Let’s assume you didn’t adequately follow last week’s prevention tips.  We can cover two scenarios.  The first we will discuss when you find a tick on your skin, and remove it. Then we can discuss treatment when the characteristic rash appears.

Pharmacological Prevention of Lyme disease:

The Infectious Disease Society of America recommends antibiotics for prevention of a tick bite only when:

  • Attached tick identified as an adult or nymphal deer tick (Ixodes scapularis)
  • Tick is estimated to have been attached for 36 + hours
  • The antibiotic can be given within 72 hours of tick removal
  • The local rate of tick infection with B. burgdorferi is ≥20 percent. (we certainly have that in Central Pennsylvania)
  • Doxycycline is safe to be given. Not for patients that are pregnant, nursing or a pediatric patient.

Recommended dose:  Doxycycline 100mg (2) tablets daily as a single dose with food.

 

Pharmacological Treatment of Lyme disease

The first sign of infection is usually a circular rash called erythema migrans (bullseye rash).  This rash occurs in approximately 70-80% of infected persons and begins at the site of a tick bite after a delay of 3-30 days. (So, 20-30% of the time is does NOT occur)
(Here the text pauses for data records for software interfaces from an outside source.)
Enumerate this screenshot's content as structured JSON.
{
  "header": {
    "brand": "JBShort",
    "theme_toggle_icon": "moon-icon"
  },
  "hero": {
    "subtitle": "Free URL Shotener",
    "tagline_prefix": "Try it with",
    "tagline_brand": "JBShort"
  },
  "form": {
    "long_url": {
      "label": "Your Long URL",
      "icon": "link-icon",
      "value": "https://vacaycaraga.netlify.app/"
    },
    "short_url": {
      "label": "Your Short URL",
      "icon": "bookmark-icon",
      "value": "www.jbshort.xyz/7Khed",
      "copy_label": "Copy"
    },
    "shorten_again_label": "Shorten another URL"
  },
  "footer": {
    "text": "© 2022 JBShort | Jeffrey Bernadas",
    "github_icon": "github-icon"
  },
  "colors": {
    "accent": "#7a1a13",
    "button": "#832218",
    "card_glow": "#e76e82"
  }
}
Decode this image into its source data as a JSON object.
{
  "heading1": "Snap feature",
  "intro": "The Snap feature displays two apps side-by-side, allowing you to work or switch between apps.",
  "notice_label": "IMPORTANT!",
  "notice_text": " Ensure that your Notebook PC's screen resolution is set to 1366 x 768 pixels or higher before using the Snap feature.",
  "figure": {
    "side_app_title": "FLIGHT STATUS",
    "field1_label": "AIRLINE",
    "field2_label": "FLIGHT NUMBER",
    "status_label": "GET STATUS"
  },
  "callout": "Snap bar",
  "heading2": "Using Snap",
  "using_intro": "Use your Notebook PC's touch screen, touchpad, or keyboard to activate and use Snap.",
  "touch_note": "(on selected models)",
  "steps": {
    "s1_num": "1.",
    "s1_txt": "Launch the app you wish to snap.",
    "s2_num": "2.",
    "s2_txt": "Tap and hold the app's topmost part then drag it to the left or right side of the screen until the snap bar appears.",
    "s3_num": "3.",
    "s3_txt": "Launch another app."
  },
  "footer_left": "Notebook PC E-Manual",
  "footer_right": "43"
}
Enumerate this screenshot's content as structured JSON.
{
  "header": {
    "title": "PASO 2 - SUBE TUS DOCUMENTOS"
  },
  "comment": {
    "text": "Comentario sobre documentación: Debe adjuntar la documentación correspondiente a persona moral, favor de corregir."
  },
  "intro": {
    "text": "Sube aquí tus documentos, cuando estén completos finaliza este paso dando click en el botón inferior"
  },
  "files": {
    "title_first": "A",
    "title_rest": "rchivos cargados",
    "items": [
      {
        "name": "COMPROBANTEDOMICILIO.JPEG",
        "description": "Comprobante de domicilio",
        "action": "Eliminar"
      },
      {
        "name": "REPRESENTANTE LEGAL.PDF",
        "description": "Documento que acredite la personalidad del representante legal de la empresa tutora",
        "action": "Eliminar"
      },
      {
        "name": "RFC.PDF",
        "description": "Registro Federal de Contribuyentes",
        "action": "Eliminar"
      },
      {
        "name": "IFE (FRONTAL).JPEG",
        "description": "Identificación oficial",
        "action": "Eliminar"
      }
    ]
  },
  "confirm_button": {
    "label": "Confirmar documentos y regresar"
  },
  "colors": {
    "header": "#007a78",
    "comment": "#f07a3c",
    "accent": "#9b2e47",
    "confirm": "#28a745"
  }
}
A distinctive feature of the rash is that it gradually expands over a period of several days, reaching up to 12 inches across. The center of the rash may clear as it enlarges, resulting in a bull’s-eye appearance.  It may be warm but is not usually painful.

Drug treatment for early erythema migrans: (appearance of red “bulls-eye” rash)

  • Doxycycline (Vibra-tab) 100mg twice daily for 14-21 days. Avoid doxy if pregnant or under age 8. Be sure to use sunscreen when outdoors.
  • Amoxicillin (Amoxil) 500mg three times daily for 14-21 days
  • Cefuroxime (Ceftin) 500mg twice daily for 14-21 days
  • Erythromycin (Ery-tab) 250mg four times daily for 14-21 days. (Very expensive!)

Note: 10 days of treatment may be as effective as 20 days.

Since your Thompson Pharmacist is indeed the “drug expert” as well as the “cost expert” consider the following.

  • Amoxicillin is equally effective as doxycycline, but it needs to be dosed three times a day. Best option for pediatrics and pregnant women.
  • Amoxicillin is still the least expensive treatment for Lyme erythema migrans. Amoxicillin should NOT be used for prophylaxis (as doxycycline is).
  • Amoxicillin might also be a better choice for patients who experience increased sun burning on previous doxycycline therapy.

Your Thompson Pharmacist is the drug expert; feel free to ask us about prevention and treatment of Lyme disease.  Central Pennsylvania is a beautiful place to be in the great outdoors, we can make sure you have a safe time!  At Thompson Pharmacy, it’s all for YOU!